Friday, June 13, 2008

Friday’s Forgotten Books: Violence, Nudity, Adult Content, by Vince Passaro (2002)

I trust you’re all reading Friday’s Forgotten Books, the web series initiated by Patti Abbott. I was flattered when Patti invited me to contribute. Of course, that meant I had to pick a book. Luckily, I had my selection at the ready.

I’m loathe to call Vince Passaro’s Violence, Nudity, Adult Content forgotten. It’s not that old, for starters, so I’d prefer to think of it as a late breaker, the whip end of the long tail. I’ve got an idea of why it perhaps didn’t make the mark it should have, in spite of:

A.) Having a truly awesome title; and
B.) Delivering on the promise of said title.

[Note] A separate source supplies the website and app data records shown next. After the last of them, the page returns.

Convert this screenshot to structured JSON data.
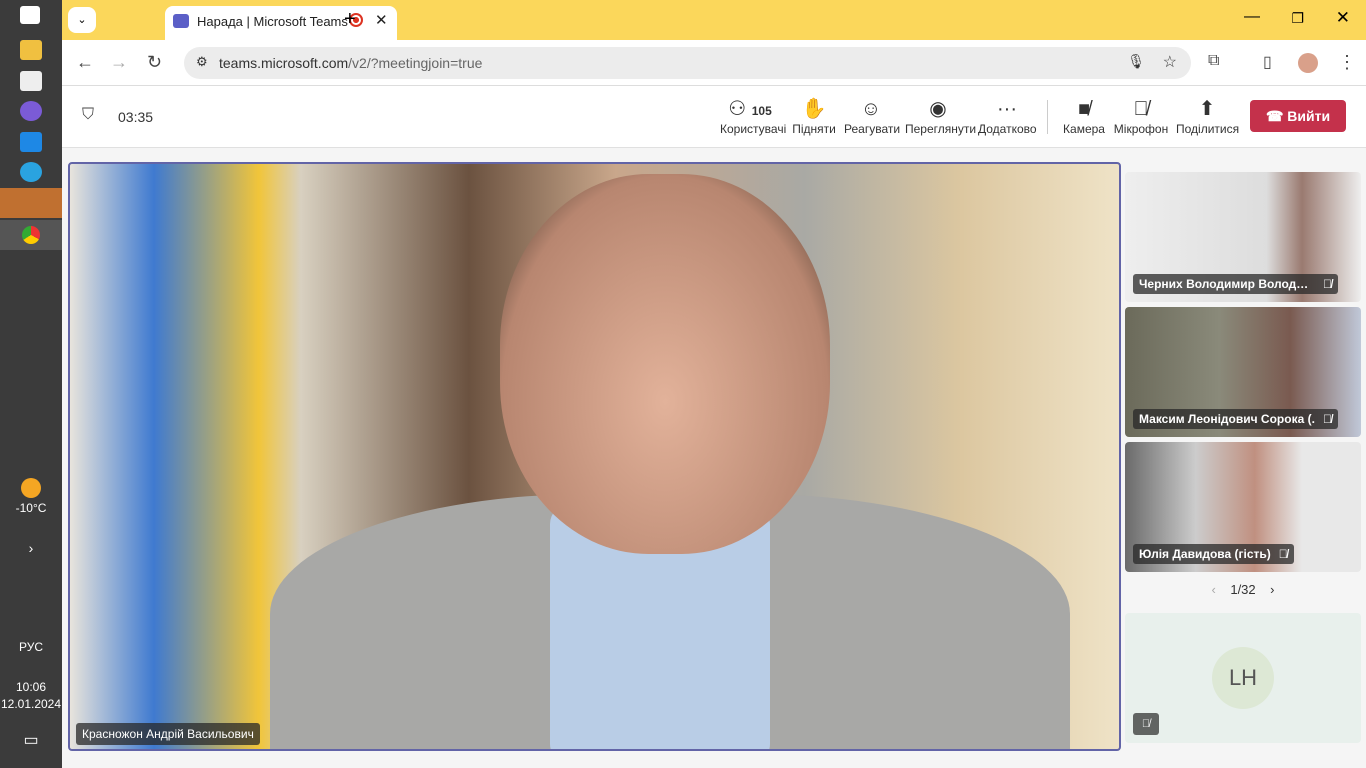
{
  "taskbar": {
    "weather": "-10°C",
    "lang": "РУС",
    "time": "10:06",
    "date": "12.01.2024"
  },
  "browser": {
    "tab_title": "Нарада | Microsoft Teams",
    "url_host": "teams.microsoft.com",
    "url_path": "/v2/?meetingjoin=true"
  },
  "meeting": {
    "timer": "03:35",
    "participants_count": "105",
    "tools": [
      {
        "label": "Користувачі",
        "icon": "people-icon"
      },
      {
        "label": "Підняти",
        "icon": "hand-icon"
      },
      {
        "label": "Реагувати",
        "icon": "smile-icon"
      },
      {
        "label": "Переглянути",
        "icon": "view-icon"
      },
      {
        "label": "Додатково",
        "icon": "more-icon"
      },
      {
        "label": "Камера",
        "icon": "camera-off-icon"
      },
      {
        "label": "Мікрофон",
        "icon": "mic-off-icon"
      },
      {
        "label": "Поділитися",
        "icon": "share-icon"
      }
    ],
    "leave_label": "Вийти",
    "speaker": "Красножон Андрій Васильович",
    "tiles": [
      "Черних Володимир Володимирович",
      "Максим Леонідович Сорока (...",
      "Юлія Давидова (гість)"
    ],
    "pager": "1/32",
    "avatar_initials": "LH"
  },
  "colors": {
    "accent": "#6264a7",
    "leave": "#c4314b",
    "chrome": "#fbd75b"
  }
}
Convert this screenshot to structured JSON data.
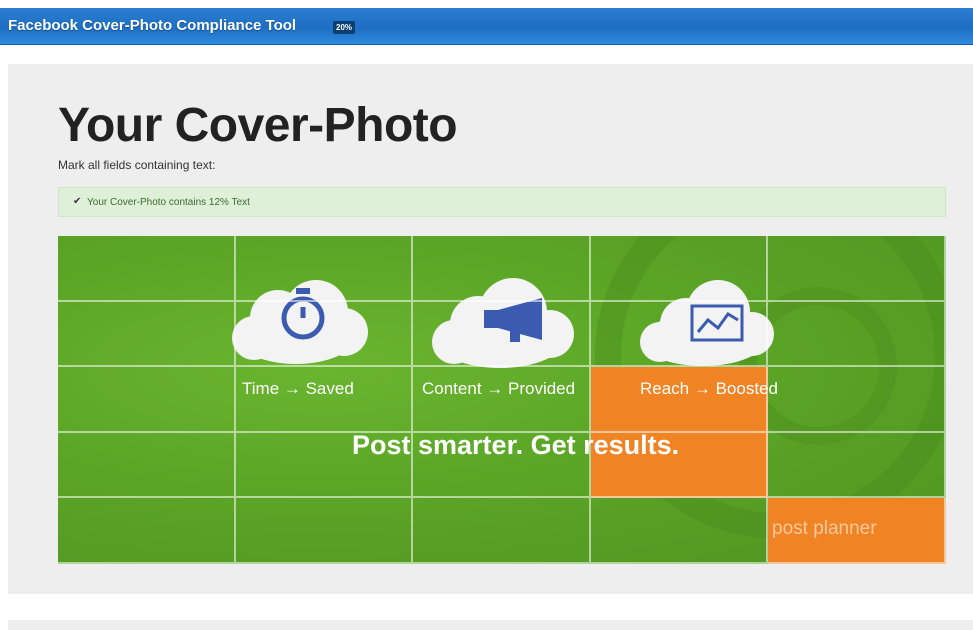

The biggest problem faced by Passaro’s first and to date only novel is that the book does so many things well that it’s difficult to know how to classify it. Let’s review.

V/N/AC is a legal thriller. Will Riordan is an attorney at a Manhattan law firm, earmarked for partner. His up-and-comer status lands him two difficult clients: a wealthy man accused of murdering the wife in the midst of divorcing him, and a rape victim traumatized to the point of constructing elaborate and plausible revenge fantasies. Both cases develop in unexpected, startling ways. Not perfectly; if the book has a weakness it’s the emails that the latter client begins sending to Will, a device that smacks of an MFA workshop. But even those messages come to exert their own fascination.

V/N/AC is a novel of work. The endless quest for billable hours. The toll those hours take. Humiliations large and small. Compromises both noticed and unremarked upon. All of them ruthlessly anatomized.

V/N/AC is a story of New York. Maybe the best I’ve read in the last ten years. Passaro perfectly captures the endless sense of effort, the twinned feelings of exhaustion and exhilaration, that living in the city brings. Will’s chance encounters on the subway have a fierce, unalloyed beauty to them.

V/N/AC is a portrait of a failing marriage. Will and his wife Ellie are in love with each other, but not with their lives. Passaro pulls no punches in depicting their mutual hostility, or their awkward struggle toward reconciliation.

What’s more, he delivers all of the above with emotional honesty, sharp detail, and a dizzying flair for language. Had Tom Wolfe or Richard Price written this novel, it would have been one of the most acclaimed of its year. Instead, it’s simply a book I haven’t forgotten.